Task description –
Would you please copy the entries exactly, leaving every picture aside?

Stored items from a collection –
________

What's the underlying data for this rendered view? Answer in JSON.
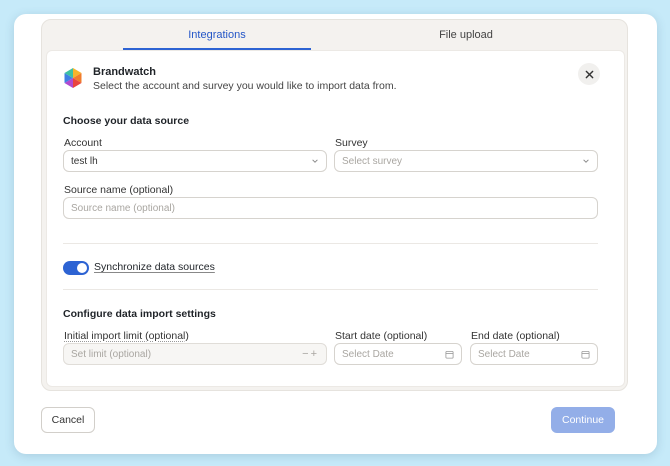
{
  "tabs": [
    {
      "label": "Integrations",
      "active": true
    },
    {
      "label": "File upload",
      "active": false
    }
  ],
  "header": {
    "title": "Brandwatch",
    "subtitle": "Select the account and survey you would like to import data from."
  },
  "data_source": {
    "section_title": "Choose your data source",
    "account": {
      "label": "Account",
      "value": "test lh"
    },
    "survey": {
      "label": "Survey",
      "placeholder": "Select survey"
    },
    "source_name": {
      "label": "Source name (optional)",
      "placeholder": "Source name (optional)"
    }
  },
  "sync": {
    "label": "Synchronize data sources",
    "enabled": true
  },
  "import_settings": {
    "section_title": "Configure data import settings",
    "limit": {
      "label": "Initial import limit (optional)",
      "placeholder": "Set limit (optional)",
      "minus": "−",
      "plus": "+"
    },
    "start_date": {
      "label": "Start date (optional)",
      "placeholder": "Select Date"
    },
    "end_date": {
      "label": "End date (optional)",
      "placeholder": "Select Date"
    }
  },
  "footer": {
    "cancel": "Cancel",
    "continue": "Continue"
  },
  "colors": {
    "accent": "#2d63d3",
    "continue_disabled": "#93aee8",
    "background": "#c6eaf9"
  },
  "icons": [
    "brandwatch-logo",
    "close-icon",
    "chevron-down-icon",
    "calendar-icon"
  ]
}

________

The completed task –
What's the underlying data for this rendered view? Answer in JSON.
{
  "tabs": [
    {
      "label": "Integrations",
      "active": true
    },
    {
      "label": "File upload",
      "active": false
    }
  ],
  "header": {
    "title": "Brandwatch",
    "subtitle": "Select the account and survey you would like to import data from."
  },
  "data_source": {
    "section_title": "Choose your data source",
    "account": {
      "label": "Account",
      "value": "test lh"
    },
    "survey": {
      "label": "Survey",
      "placeholder": "Select survey"
    },
    "source_name": {
      "label": "Source name (optional)",
      "placeholder": "Source name (optional)"
    }
  },
  "sync": {
    "label": "Synchronize data sources",
    "enabled": true
  },
  "import_settings": {
    "section_title": "Configure data import settings",
    "limit": {
      "label": "Initial import limit (optional)",
      "placeholder": "Set limit (optional)",
      "minus": "−",
      "plus": "+"
    },
    "start_date": {
      "label": "Start date (optional)",
      "placeholder": "Select Date"
    },
    "end_date": {
      "label": "End date (optional)",
      "placeholder": "Select Date"
    }
  },
  "footer": {
    "cancel": "Cancel",
    "continue": "Continue"
  },
  "colors": {
    "accent": "#2d63d3",
    "continue_disabled": "#93aee8",
    "background": "#c6eaf9"
  },
  "icons": [
    "brandwatch-logo",
    "close-icon",
    "chevron-down-icon",
    "calendar-icon"
  ]
}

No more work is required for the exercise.